[What is required] Each entry below has to be written out again without any change.

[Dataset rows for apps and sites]
<<<<
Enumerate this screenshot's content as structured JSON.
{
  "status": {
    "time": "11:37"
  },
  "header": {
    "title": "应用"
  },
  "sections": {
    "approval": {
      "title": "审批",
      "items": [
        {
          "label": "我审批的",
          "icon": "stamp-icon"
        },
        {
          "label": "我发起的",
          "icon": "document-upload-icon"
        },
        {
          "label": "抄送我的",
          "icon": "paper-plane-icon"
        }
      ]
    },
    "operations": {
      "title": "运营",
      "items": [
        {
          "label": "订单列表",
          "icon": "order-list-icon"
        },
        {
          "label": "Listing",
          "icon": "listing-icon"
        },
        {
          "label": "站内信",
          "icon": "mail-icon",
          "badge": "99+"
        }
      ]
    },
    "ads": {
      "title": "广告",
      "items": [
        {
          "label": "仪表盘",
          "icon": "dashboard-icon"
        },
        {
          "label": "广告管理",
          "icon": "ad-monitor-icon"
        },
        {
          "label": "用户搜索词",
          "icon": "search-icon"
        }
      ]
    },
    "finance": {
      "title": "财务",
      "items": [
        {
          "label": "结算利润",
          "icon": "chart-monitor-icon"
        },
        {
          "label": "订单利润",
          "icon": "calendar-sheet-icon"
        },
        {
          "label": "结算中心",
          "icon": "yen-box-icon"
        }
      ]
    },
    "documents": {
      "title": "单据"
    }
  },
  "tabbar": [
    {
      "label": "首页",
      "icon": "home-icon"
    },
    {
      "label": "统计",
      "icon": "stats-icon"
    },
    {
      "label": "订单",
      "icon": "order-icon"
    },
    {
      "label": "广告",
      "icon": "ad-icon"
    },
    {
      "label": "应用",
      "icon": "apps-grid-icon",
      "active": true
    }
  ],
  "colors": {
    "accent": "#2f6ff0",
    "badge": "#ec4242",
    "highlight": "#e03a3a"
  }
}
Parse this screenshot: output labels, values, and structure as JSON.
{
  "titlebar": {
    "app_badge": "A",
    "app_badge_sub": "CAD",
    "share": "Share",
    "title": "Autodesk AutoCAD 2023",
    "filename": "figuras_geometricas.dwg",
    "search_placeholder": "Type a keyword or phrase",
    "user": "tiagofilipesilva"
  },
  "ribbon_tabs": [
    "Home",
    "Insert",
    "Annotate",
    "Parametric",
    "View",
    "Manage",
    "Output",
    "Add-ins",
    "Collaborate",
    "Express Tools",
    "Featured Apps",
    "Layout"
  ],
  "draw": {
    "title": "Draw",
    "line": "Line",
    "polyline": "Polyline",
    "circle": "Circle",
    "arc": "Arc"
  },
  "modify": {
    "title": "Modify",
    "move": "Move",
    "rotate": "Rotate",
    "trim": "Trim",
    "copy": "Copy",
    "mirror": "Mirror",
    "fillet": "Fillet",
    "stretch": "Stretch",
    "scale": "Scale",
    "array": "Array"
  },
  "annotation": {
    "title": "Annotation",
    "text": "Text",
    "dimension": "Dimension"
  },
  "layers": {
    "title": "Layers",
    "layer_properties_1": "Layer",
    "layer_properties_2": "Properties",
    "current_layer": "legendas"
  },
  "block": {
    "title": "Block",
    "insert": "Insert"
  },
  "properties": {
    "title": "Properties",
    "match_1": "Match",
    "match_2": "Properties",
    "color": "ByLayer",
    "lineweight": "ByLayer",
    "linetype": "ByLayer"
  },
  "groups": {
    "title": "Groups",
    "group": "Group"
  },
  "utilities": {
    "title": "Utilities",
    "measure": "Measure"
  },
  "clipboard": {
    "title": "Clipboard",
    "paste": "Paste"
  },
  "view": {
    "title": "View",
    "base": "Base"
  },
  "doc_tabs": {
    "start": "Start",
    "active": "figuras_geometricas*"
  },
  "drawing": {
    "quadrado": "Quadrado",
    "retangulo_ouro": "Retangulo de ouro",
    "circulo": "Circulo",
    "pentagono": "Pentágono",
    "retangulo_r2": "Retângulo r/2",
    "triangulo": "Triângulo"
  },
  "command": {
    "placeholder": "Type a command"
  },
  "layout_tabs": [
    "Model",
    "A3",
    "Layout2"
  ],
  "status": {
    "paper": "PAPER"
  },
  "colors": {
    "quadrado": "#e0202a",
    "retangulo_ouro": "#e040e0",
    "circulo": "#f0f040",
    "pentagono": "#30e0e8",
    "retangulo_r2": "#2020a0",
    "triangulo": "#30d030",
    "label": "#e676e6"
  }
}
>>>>
[Worked solution]
Enumerate this screenshot's content as structured JSON.
{
  "status": {
    "time": "11:37"
  },
  "header": {
    "title": "应用"
  },
  "sections": {
    "approval": {
      "title": "审批",
      "items": [
        {
          "label": "我审批的",
          "icon": "stamp-icon"
        },
        {
          "label": "我发起的",
          "icon": "document-upload-icon"
        },
        {
          "label": "抄送我的",
          "icon": "paper-plane-icon"
        }
      ]
    },
    "operations": {
      "title": "运营",
      "items": [
        {
          "label": "订单列表",
          "icon": "order-list-icon"
        },
        {
          "label": "Listing",
          "icon": "listing-icon"
        },
        {
          "label": "站内信",
          "icon": "mail-icon",
          "badge": "99+"
        }
      ]
    },
    "ads": {
      "title": "广告",
      "items": [
        {
          "label": "仪表盘",
          "icon": "dashboard-icon"
        },
        {
          "label": "广告管理",
          "icon": "ad-monitor-icon"
        },
        {
          "label": "用户搜索词",
          "icon": "search-icon"
        }
      ]
    },
    "finance": {
      "title": "财务",
      "items": [
        {
          "label": "结算利润",
          "icon": "chart-monitor-icon"
        },
        {
          "label": "订单利润",
          "icon": "calendar-sheet-icon"
        },
        {
          "label": "结算中心",
          "icon": "yen-box-icon"
        }
      ]
    },
    "documents": {
      "title": "单据"
    }
  },
  "tabbar": [
    {
      "label": "首页",
      "icon": "home-icon"
    },
    {
      "label": "统计",
      "icon": "stats-icon"
    },
    {
      "label": "订单",
      "icon": "order-icon"
    },
    {
      "label": "广告",
      "icon": "ad-icon"
    },
    {
      "label": "应用",
      "icon": "apps-grid-icon",
      "active": true
    }
  ],
  "colors": {
    "accent": "#2f6ff0",
    "badge": "#ec4242",
    "highlight": "#e03a3a"
  }
}
Parse this screenshot: output labels, values, and structure as JSON.
{
  "titlebar": {
    "app_badge": "A",
    "app_badge_sub": "CAD",
    "share": "Share",
    "title": "Autodesk AutoCAD 2023",
    "filename": "figuras_geometricas.dwg",
    "search_placeholder": "Type a keyword or phrase",
    "user": "tiagofilipesilva"
  },
  "ribbon_tabs": [
    "Home",
    "Insert",
    "Annotate",
    "Parametric",
    "View",
    "Manage",
    "Output",
    "Add-ins",
    "Collaborate",
    "Express Tools",
    "Featured Apps",
    "Layout"
  ],
  "draw": {
    "title": "Draw",
    "line": "Line",
    "polyline": "Polyline",
    "circle": "Circle",
    "arc": "Arc"
  },
  "modify": {
    "title": "Modify",
    "move": "Move",
    "rotate": "Rotate",
    "trim": "Trim",
    "copy": "Copy",
    "mirror": "Mirror",
    "fillet": "Fillet",
    "stretch": "Stretch",
    "scale": "Scale",
    "array": "Array"
  },
  "annotation": {
    "title": "Annotation",
    "text": "Text",
    "dimension": "Dimension"
  },
  "layers": {
    "title": "Layers",
    "layer_properties_1": "Layer",
    "layer_properties_2": "Properties",
    "current_layer": "legendas"
  },
  "block": {
    "title": "Block",
    "insert": "Insert"
  },
  "properties": {
    "title": "Properties",
    "match_1": "Match",
    "match_2": "Properties",
    "color": "ByLayer",
    "lineweight": "ByLayer",
    "linetype": "ByLayer"
  },
  "groups": {
    "title": "Groups",
    "group": "Group"
  },
  "utilities": {
    "title": "Utilities",
    "measure": "Measure"
  },
  "clipboard": {
    "title": "Clipboard",
    "paste": "Paste"
  },
  "view": {
    "title": "View",
    "base": "Base"
  },
  "doc_tabs": {
    "start": "Start",
    "active": "figuras_geometricas*"
  },
  "drawing": {
    "quadrado": "Quadrado",
    "retangulo_ouro": "Retangulo de ouro",
    "circulo": "Circulo",
    "pentagono": "Pentágono",
    "retangulo_r2": "Retângulo r/2",
    "triangulo": "Triângulo"
  },
  "command": {
    "placeholder": "Type a command"
  },
  "layout_tabs": [
    "Model",
    "A3",
    "Layout2"
  ],
  "status": {
    "paper": "PAPER"
  },
  "colors": {
    "quadrado": "#e0202a",
    "retangulo_ouro": "#e040e0",
    "circulo": "#f0f040",
    "pentagono": "#30e0e8",
    "retangulo_r2": "#2020a0",
    "triangulo": "#30d030",
    "label": "#e676e6"
  }
}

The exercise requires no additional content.